__TASK REQUIREMENTS__.
Each record that follows should be reproduced in full, character for character.

__PROVIDED INFORMATION__.
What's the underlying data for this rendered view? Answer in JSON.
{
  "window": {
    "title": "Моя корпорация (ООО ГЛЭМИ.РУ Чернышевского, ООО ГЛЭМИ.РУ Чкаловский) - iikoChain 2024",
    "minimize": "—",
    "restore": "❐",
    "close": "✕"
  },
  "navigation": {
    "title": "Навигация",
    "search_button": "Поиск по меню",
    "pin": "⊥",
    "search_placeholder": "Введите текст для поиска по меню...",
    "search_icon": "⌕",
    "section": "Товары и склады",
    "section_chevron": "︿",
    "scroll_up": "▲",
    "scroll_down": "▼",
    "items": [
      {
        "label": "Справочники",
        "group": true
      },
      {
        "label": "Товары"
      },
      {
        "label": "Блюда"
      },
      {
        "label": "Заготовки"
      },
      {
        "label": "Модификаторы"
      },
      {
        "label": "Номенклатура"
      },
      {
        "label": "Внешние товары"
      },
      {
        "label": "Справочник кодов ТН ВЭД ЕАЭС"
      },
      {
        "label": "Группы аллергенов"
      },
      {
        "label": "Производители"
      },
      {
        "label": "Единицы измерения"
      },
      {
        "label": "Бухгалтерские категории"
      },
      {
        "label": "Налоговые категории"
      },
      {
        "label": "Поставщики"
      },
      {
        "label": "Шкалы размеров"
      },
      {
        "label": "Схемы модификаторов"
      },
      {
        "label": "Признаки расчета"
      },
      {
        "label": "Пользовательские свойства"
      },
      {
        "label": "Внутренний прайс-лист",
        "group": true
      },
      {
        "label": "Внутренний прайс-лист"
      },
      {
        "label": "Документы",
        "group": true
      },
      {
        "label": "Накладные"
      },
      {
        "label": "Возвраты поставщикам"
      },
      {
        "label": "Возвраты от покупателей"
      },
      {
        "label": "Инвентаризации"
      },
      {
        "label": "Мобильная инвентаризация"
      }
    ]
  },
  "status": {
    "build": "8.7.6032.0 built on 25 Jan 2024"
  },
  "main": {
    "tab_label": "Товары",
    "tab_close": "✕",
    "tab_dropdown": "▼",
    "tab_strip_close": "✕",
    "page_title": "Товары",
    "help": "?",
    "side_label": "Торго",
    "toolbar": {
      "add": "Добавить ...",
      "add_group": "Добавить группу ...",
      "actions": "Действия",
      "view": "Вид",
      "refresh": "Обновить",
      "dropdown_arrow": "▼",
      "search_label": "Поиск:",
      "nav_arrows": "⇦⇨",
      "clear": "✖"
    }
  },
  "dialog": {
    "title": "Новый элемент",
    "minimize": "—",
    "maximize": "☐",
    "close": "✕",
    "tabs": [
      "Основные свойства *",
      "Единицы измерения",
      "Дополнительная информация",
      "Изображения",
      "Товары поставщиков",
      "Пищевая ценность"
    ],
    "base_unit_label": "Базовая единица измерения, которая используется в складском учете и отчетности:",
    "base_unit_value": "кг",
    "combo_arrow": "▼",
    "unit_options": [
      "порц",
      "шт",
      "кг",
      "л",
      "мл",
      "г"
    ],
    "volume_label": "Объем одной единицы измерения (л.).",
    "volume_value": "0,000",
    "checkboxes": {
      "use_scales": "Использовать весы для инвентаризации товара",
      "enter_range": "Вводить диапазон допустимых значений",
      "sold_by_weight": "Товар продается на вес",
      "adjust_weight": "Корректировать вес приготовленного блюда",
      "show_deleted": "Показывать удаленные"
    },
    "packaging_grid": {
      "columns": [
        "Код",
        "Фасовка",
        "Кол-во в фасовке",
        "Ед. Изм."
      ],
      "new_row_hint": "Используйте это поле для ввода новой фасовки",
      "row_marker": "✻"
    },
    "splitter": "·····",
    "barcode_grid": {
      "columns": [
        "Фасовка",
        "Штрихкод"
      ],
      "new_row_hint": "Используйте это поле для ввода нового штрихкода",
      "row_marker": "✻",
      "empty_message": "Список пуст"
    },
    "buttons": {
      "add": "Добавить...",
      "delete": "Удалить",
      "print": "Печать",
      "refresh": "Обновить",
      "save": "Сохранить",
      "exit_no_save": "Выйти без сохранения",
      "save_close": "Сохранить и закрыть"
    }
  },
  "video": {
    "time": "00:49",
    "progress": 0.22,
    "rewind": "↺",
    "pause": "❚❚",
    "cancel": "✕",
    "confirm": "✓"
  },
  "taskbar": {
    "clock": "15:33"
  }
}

__RESULT OF THE TASK__.
What's the underlying data for this rendered view? Answer in JSON.
{
  "window": {
    "title": "Моя корпорация (ООО ГЛЭМИ.РУ Чернышевского, ООО ГЛЭМИ.РУ Чкаловский) - iikoChain 2024",
    "minimize": "—",
    "restore": "❐",
    "close": "✕"
  },
  "navigation": {
    "title": "Навигация",
    "search_button": "Поиск по меню",
    "pin": "⊥",
    "search_placeholder": "Введите текст для поиска по меню...",
    "search_icon": "⌕",
    "section": "Товары и склады",
    "section_chevron": "︿",
    "scroll_up": "▲",
    "scroll_down": "▼",
    "items": [
      {
        "label": "Справочники",
        "group": true
      },
      {
        "label": "Товары"
      },
      {
        "label": "Блюда"
      },
      {
        "label": "Заготовки"
      },
      {
        "label": "Модификаторы"
      },
      {
        "label": "Номенклатура"
      },
      {
        "label": "Внешние товары"
      },
      {
        "label": "Справочник кодов ТН ВЭД ЕАЭС"
      },
      {
        "label": "Группы аллергенов"
      },
      {
        "label": "Производители"
      },
      {
        "label": "Единицы измерения"
      },
      {
        "label": "Бухгалтерские категории"
      },
      {
        "label": "Налоговые категории"
      },
      {
        "label": "Поставщики"
      },
      {
        "label": "Шкалы размеров"
      },
      {
        "label": "Схемы модификаторов"
      },
      {
        "label": "Признаки расчета"
      },
      {
        "label": "Пользовательские свойства"
      },
      {
        "label": "Внутренний прайс-лист",
        "group": true
      },
      {
        "label": "Внутренний прайс-лист"
      },
      {
        "label": "Документы",
        "group": true
      },
      {
        "label": "Накладные"
      },
      {
        "label": "Возвраты поставщикам"
      },
      {
        "label": "Возвраты от покупателей"
      },
      {
        "label": "Инвентаризации"
      },
      {
        "label": "Мобильная инвентаризация"
      }
    ]
  },
  "status": {
    "build": "8.7.6032.0 built on 25 Jan 2024"
  },
  "main": {
    "tab_label": "Товары",
    "tab_close": "✕",
    "tab_dropdown": "▼",
    "tab_strip_close": "✕",
    "page_title": "Товары",
    "help": "?",
    "side_label": "Торго",
    "toolbar": {
      "add": "Добавить ...",
      "add_group": "Добавить группу ...",
      "actions": "Действия",
      "view": "Вид",
      "refresh": "Обновить",
      "dropdown_arrow": "▼",
      "search_label": "Поиск:",
      "nav_arrows": "⇦⇨",
      "clear": "✖"
    }
  },
  "dialog": {
    "title": "Новый элемент",
    "minimize": "—",
    "maximize": "☐",
    "close": "✕",
    "tabs": [
      "Основные свойства *",
      "Единицы измерения",
      "Дополнительная информация",
      "Изображения",
      "Товары поставщиков",
      "Пищевая ценность"
    ],
    "base_unit_label": "Базовая единица измерения, которая используется в складском учете и отчетности:",
    "base_unit_value": "кг",
    "combo_arrow": "▼",
    "unit_options": [
      "порц",
      "шт",
      "кг",
      "л",
      "мл",
      "г"
    ],
    "volume_label": "Объем одной единицы измерения (л.).",
    "volume_value": "0,000",
    "checkboxes": {
      "use_scales": "Использовать весы для инвентаризации товара",
      "enter_range": "Вводить диапазон допустимых значений",
      "sold_by_weight": "Товар продается на вес",
      "adjust_weight": "Корректировать вес приготовленного блюда",
      "show_deleted": "Показывать удаленные"
    },
    "packaging_grid": {
      "columns": [
        "Код",
        "Фасовка",
        "Кол-во в фасовке",
        "Ед. Изм."
      ],
      "new_row_hint": "Используйте это поле для ввода новой фасовки",
      "row_marker": "✻"
    },
    "splitter": "·····",
    "barcode_grid": {
      "columns": [
        "Фасовка",
        "Штрихкод"
      ],
      "new_row_hint": "Используйте это поле для ввода нового штрихкода",
      "row_marker": "✻",
      "empty_message": "Список пуст"
    },
    "buttons": {
      "add": "Добавить...",
      "delete": "Удалить",
      "print": "Печать",
      "refresh": "Обновить",
      "save": "Сохранить",
      "exit_no_save": "Выйти без сохранения",
      "save_close": "Сохранить и закрыть"
    }
  },
  "video": {
    "time": "00:49",
    "progress": 0.22,
    "rewind": "↺",
    "pause": "❚❚",
    "cancel": "✕",
    "confirm": "✓"
  },
  "taskbar": {
    "clock": "15:33"
  }
}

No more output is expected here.